__What to work on__
Copy every line that holds the string "heading" from the data below.

════════════════════

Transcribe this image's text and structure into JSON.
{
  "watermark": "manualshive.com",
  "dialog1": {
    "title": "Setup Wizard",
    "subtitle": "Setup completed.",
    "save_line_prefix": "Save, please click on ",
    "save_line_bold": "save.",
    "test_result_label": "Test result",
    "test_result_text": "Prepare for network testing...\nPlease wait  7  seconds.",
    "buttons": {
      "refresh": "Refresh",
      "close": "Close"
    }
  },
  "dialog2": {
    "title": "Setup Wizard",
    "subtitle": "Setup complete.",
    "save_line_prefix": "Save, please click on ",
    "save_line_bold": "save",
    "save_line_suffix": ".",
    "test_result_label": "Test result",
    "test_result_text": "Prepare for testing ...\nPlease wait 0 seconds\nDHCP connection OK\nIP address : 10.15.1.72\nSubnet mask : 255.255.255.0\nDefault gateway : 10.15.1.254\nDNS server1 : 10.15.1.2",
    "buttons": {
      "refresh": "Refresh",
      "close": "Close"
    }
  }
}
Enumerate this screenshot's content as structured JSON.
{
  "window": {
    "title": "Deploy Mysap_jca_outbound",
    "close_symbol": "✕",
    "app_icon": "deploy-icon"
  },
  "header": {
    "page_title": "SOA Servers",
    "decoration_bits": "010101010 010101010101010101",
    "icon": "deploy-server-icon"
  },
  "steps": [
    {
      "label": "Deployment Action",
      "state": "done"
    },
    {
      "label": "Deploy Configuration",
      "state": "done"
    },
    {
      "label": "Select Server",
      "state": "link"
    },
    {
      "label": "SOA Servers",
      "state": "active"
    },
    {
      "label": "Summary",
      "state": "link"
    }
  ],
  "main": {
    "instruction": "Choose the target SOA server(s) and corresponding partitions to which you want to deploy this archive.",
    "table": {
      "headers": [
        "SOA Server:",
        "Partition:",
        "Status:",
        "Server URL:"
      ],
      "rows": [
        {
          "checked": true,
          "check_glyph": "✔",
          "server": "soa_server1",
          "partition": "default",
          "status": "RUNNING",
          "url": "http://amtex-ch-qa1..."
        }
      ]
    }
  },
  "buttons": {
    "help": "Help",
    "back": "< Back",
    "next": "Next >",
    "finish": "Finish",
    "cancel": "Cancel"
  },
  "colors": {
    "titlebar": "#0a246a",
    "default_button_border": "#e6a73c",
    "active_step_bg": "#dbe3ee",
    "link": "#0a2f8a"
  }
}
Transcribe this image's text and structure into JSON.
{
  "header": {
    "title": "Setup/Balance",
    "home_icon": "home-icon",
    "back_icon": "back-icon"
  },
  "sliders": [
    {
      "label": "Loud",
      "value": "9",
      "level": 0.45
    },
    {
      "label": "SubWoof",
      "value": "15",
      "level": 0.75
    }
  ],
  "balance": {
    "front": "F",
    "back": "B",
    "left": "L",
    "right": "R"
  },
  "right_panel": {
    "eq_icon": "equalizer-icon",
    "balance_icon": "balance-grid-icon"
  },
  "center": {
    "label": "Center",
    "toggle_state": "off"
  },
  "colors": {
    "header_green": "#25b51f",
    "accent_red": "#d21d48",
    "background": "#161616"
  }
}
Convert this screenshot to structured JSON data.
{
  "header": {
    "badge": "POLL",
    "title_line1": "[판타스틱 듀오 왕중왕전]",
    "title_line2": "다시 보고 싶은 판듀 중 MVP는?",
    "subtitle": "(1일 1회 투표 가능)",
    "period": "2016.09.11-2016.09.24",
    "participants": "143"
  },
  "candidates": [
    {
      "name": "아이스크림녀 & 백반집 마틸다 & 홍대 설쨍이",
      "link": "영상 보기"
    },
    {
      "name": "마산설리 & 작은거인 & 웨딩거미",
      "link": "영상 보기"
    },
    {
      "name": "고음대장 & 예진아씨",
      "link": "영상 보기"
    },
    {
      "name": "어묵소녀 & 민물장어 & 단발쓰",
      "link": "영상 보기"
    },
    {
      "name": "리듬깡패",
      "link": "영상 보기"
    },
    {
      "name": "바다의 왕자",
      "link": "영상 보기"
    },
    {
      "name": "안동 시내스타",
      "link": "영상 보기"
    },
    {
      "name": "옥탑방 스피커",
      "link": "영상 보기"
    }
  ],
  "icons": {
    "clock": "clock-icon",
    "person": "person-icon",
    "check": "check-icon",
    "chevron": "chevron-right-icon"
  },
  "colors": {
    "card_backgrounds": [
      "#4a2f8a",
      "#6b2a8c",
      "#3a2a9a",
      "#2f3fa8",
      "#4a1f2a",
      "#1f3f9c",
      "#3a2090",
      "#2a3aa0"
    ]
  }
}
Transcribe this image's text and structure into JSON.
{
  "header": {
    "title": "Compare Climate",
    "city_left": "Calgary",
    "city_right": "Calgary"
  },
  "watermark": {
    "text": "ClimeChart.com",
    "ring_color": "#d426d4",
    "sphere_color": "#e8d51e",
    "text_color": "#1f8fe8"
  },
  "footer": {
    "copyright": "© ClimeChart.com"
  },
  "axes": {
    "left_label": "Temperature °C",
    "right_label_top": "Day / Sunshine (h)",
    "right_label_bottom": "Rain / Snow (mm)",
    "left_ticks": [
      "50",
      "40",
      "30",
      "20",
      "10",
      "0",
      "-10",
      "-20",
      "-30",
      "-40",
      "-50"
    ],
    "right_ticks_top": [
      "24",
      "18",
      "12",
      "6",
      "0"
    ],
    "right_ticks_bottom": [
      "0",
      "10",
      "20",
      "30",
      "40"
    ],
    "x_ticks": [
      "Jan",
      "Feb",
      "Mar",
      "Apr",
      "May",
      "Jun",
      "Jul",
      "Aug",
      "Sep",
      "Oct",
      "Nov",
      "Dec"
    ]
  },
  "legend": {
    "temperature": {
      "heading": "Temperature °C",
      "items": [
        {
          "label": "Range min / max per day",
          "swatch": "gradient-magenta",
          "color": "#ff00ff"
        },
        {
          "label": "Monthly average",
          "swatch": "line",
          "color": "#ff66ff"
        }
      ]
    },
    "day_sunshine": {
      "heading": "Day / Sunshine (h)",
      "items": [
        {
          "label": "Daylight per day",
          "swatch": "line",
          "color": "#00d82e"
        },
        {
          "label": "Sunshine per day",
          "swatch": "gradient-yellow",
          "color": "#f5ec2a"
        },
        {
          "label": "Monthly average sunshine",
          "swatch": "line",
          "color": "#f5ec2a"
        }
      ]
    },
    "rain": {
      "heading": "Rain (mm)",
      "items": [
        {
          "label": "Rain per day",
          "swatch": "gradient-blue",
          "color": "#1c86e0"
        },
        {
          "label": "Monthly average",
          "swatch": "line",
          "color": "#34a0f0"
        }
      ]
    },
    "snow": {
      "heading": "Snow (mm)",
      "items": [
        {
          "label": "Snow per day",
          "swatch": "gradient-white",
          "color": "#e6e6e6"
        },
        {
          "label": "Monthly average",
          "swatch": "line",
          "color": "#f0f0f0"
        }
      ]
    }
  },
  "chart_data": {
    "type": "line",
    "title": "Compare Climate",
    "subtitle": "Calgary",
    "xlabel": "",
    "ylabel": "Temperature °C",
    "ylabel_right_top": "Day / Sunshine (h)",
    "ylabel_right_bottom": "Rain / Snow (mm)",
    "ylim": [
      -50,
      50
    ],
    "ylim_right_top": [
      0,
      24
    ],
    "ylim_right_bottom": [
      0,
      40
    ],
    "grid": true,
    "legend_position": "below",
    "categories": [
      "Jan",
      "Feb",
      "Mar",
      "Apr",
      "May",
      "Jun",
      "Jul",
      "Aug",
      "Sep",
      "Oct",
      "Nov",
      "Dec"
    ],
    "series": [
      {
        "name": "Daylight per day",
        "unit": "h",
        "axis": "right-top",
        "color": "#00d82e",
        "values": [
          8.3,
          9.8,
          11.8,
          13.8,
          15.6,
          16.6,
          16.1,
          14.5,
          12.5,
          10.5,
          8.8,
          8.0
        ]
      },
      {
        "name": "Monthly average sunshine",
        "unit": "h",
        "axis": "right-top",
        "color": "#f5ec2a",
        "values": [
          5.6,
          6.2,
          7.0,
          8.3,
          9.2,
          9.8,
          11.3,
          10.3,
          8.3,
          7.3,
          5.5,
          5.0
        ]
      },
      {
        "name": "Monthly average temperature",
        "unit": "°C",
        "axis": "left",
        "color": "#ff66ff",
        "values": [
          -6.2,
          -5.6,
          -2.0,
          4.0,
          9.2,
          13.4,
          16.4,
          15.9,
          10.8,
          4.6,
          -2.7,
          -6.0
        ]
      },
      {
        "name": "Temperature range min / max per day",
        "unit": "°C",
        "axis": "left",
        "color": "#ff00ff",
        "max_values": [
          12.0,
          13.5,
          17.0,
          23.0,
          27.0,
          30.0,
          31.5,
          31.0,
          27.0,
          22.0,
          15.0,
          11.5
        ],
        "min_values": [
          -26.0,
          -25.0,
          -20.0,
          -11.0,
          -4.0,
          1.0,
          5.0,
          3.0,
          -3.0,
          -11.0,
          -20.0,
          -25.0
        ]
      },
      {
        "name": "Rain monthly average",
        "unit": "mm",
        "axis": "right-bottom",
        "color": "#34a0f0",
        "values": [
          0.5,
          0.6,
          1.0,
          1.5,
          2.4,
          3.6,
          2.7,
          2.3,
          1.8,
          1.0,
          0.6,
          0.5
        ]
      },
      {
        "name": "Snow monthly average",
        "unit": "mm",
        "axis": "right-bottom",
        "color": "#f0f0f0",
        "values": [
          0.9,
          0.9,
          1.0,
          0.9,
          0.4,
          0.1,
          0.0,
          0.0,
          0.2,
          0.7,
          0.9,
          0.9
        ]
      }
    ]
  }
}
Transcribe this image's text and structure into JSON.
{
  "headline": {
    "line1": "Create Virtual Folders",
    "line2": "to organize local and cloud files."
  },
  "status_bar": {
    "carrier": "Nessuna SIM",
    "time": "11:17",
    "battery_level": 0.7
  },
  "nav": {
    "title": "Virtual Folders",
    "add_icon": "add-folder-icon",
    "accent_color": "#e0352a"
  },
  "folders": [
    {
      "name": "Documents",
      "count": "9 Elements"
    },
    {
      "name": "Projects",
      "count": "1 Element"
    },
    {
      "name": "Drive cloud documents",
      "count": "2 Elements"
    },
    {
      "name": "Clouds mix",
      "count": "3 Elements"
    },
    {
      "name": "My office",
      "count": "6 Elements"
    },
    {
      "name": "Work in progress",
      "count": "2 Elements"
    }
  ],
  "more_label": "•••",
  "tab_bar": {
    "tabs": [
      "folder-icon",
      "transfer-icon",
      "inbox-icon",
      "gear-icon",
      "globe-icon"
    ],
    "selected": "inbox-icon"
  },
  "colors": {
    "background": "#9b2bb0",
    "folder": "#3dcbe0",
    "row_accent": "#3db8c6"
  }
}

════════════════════

__Solution for this task__
      "heading": "Temperature °C",
      "heading": "Day / Sunshine (h)",
      "heading": "Rain (mm)",
      "heading": "Snow (mm)",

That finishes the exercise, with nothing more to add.